Franz Gayl, Marine Corps Science Advisor and former Marine, exposed the fact that the Corps ignored an urgent request from troops in Iraq for Mine Resistant Ambush Protected vehicles (MRAPs) – state-of-the-art vehicles that prevent the deaths of American soldiers in Iraq and Afghanistan. The government responded by paralyzing Gayl professionally through suspension of his security clearance. GAP and our sister organization, Project On Government Oversight (POGO), are calling for an end to this retaliatory treatment.
Gayl is currently under professional house arrest, after a taxpayer funded DOD IG witch-hunt including allegations that he placed an unsecured flash drive into his work computer – a claim that, akin to Drake's case, lacks any verifiable evidence. In fact, GAP has obtained confirmation from the manufacturer of this alleged flash drive that the serial number cited by the DOD IG report does not exist.
Notwithstanding that the IG can't account for the pretext of this reprisal action, Secretary of Defense Leon Panetta should be alarmed that the subject of the retaliatory investigation is also the informant for lifesaving information that his predecessor relied on. In a recent USA Today article that included one of Robert Gates' final interviews as Defense Secretary, he attributed the immediate deployment of MRAPs to media coverage prompted by Gayl's disclosure

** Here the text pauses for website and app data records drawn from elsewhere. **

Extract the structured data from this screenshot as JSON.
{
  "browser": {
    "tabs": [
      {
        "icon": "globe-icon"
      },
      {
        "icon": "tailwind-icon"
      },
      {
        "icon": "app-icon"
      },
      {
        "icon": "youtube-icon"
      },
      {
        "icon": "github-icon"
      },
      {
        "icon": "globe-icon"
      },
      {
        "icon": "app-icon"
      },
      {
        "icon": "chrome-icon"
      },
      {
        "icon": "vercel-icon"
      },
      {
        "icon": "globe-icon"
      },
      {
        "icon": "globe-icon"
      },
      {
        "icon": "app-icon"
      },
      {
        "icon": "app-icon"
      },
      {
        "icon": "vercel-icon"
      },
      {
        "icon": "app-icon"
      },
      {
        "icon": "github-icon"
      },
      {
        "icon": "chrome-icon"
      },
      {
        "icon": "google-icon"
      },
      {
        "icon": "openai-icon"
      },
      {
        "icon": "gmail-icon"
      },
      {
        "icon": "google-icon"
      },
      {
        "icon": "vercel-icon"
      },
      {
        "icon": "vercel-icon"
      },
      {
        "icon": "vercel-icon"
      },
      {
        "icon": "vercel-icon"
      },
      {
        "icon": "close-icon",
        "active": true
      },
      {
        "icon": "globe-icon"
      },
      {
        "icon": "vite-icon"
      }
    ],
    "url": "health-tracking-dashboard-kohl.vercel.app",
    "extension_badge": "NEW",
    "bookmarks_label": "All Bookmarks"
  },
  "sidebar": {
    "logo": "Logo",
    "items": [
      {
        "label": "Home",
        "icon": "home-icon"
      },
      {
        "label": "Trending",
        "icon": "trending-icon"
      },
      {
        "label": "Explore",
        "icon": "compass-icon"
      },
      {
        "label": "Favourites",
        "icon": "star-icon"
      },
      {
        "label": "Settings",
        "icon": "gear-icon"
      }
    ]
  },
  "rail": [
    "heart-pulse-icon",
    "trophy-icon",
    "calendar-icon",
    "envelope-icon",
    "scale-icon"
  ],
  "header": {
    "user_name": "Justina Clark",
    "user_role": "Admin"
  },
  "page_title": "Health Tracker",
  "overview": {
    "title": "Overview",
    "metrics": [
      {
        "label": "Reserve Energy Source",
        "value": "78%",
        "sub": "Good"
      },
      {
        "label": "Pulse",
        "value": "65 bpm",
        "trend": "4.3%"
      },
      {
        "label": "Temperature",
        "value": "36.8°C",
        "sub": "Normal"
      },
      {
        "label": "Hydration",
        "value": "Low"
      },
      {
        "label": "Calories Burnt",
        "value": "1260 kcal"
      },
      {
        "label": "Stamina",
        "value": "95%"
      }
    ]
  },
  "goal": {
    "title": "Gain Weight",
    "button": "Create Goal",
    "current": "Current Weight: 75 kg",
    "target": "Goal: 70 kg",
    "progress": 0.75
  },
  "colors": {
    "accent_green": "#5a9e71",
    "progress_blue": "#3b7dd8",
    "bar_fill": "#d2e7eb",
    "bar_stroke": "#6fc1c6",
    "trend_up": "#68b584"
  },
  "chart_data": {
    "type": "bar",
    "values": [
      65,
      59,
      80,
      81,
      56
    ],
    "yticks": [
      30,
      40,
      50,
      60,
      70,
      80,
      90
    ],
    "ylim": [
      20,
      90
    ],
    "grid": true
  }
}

Gates, who retires Thursday, said he pushed to get more Mine Resistant Ambush Protected (MRAP) vehicles to the front after a 2007 article in USA TODAY reported that no Marines had been killed in 300 attacks on MRAPs in Iraq..."Nothing was happening," said Gates, who pushed the Pentagon bureaucracy to speed production of the vehicles.
Gayl engaged in protected activity under the Whistleblower Protection Act by disclosing unclassified information to the media – and only after his warnings were repeatedly stonewalled within the chain of command, as detailed in the Washington Monthly's "Unquiet Life of Franz Gayl." However, the WPA does not protect whistleblowers from getting their security clearances yanked after retaliatory investigations, which are used as a quick and dirty method of suspending the whistleblowers' security clearance and effectively stripping them of their job duties.
The greatest injustice is that Gayl, like most whistleblowers, found himself the target of retaliation because he acted as a public servant, instead of a bureaucrat. Unwilling to turn a blind eye to corruption that resulted in a quarter of combat deaths in Iraq, his disclosures caused what the Pentagon Joint Program Office for MRAPs estimates to be as many as 40,000 saved lives in Iraq and Afghanistan.
Despite this official vindication, Gayl has been subjected to Pentagon strong-arming tactics the past four years, and now the DOD is trying to put the final nail in his professional coffin by formalizing the removal of his security clearance. GAP and POGO are asking the public to step up again, and send a message to Secretary Panetta, demanding he reinstate Gayl's security clearance, so that Gayl can get back to doing what he does best – serving our country.
Shanna Devine is the Legislative Campaign Coordinator at the Government Accountability Project, the nation's leading whistleblower protection and advocacy organization.